[pullquote cite=”” type=”left, right”][amazon text=Amazon&template=carousel&chan=That Film Guy&asin=B001DTKXVI][/pullquote] The dream team of lead Hugh Grant and writer Richard Curtis reunite following the staggering success of Four Weddings and Funeral with the slightly more tempered, although equally high concept Notting Hill. Sharing more than a few similarities with their previous collaboration, he again see a foppish Brit fall for a glamorous American, only this time we get the likable Julia Roberts instead of the wooden and stand-offish Andie MacDowell.
It’s the oldest story in the book, shy travel book shop owner William (Grant) accidently runs into Hollywood megastar Anna Scott (Julia Roberts) twice in a day in Notting Hill. After some flirting and a kiss, William finds himself whipped up into a semi-romance that stops more than it starts. Eventually the budding lovers do get together, but the interference of the British tabloids and a sleazy boyfriend (Alec Baldwin) threaten to derail everything.

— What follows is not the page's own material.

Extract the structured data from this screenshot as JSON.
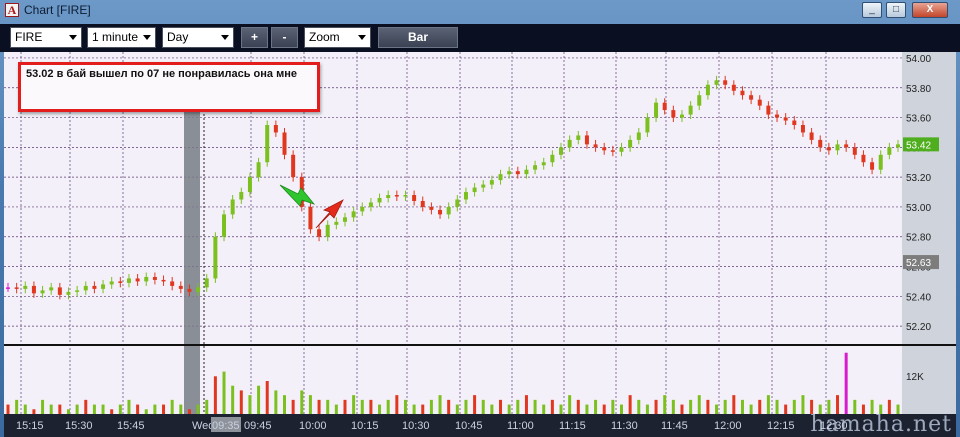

As you would expect for a Richard Curtis penned script, it bubbles with wit and charm, while never shying away from his own patented over-sentimentalised take on British life. William and his friends are self-described desperate under-achievers, with the quirkiness set to 10 and the lovability to match. Standouts are his best friend Max (Tim McInnerny), who is exactly the kind of best friend you want, smart, funny, warm and never afraid to tell you the brutal, honest truth. Alongside him is William’s flatmate Spike (Rhys Ifans), whose flat refusal to exist in the same soul-crushing universe as everyone else is as endearing as it would be frustrating.

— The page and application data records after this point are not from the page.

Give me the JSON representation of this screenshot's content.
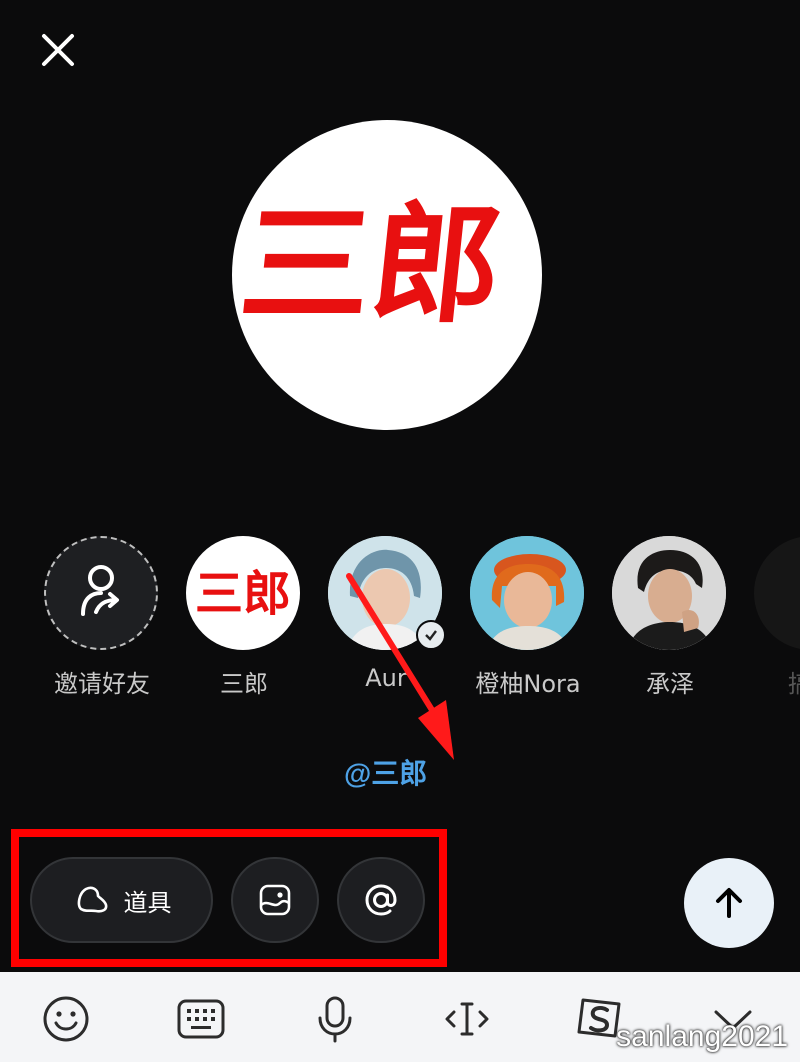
{
  "close": {
    "icon": "close-icon"
  },
  "avatar": {
    "text": "三郎",
    "color": "#e81010"
  },
  "friends": [
    {
      "name": "邀请好友",
      "kind": "invite",
      "icon": "add-friend-icon"
    },
    {
      "name": "三郎",
      "kind": "text-logo"
    },
    {
      "name": "Aur",
      "kind": "photo",
      "verified": true
    },
    {
      "name": "橙柚Nora",
      "kind": "photo"
    },
    {
      "name": "承泽",
      "kind": "photo"
    },
    {
      "name": "搞笑",
      "kind": "partial"
    }
  ],
  "mention_annotation": "@三郎",
  "toolbar": {
    "props_label": "道具",
    "props_icon": "hat-icon",
    "image_icon": "image-icon",
    "mention_icon": "at-icon"
  },
  "send": {
    "icon": "arrow-up-icon"
  },
  "keyboard_bar": {
    "icons": [
      "emoji-icon",
      "keyboard-icon",
      "microphone-icon",
      "cursor-icon",
      "sogou-icon",
      "collapse-icon"
    ]
  },
  "watermark": "sanlang2021",
  "colors": {
    "background": "#0b0b0c",
    "highlight": "#ff0000",
    "mention": "#4ea2e6",
    "send_bg": "#e9f1f8"
  }
}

All of William’s friends though provide the kind of grounding that Hollywood A-list star Anna so lacks in her everyday life. The scene where she first meets them all and suddenly finds acceptance for reasons other than her fame is beautiful and heart-warming in every respect.
As good as the supporting cast are hwoever, the strength of Notting Hill relies on its lead pair and in Hugh Grant and Julia Roberts, it bridges the chemistry gap so missing in its immediate precursor Four Weddings. Grant made a living of playing the floppy-haired British heartthrob in the 1990s and here he is on his best self-deprecating best, with just enough wit and intelligence to overcome his almost crippling politeness. Opposite him is Julia Roberts, in the fragile yet fiery role of what seems like herself. The levels of honesty in her performance are a little startling, such as the scene where she explains some of the truths about Hollywood and the surgery to keep her looking attractive (she points to her nose and chin). The really memorable line from Roberts though comes when she’s describing her future prospects and in a completely truthful and disarming scene she tells the audience that And, one day not long from now, my looks will go, they will discover I can’t act and I will become some sad middle-aged woman who looks a bit like someone who was famous for a while. A look at the less-than-prolific film-making of both her and Grant suggest that she was well aware of what was coming.
It still struggles with the well-worn formula that afflicts so many romantic comedies, but it at least delays the pleasures of the big finale until the last possible moment while peppering the events with some fantastic dialogue and supporting cast.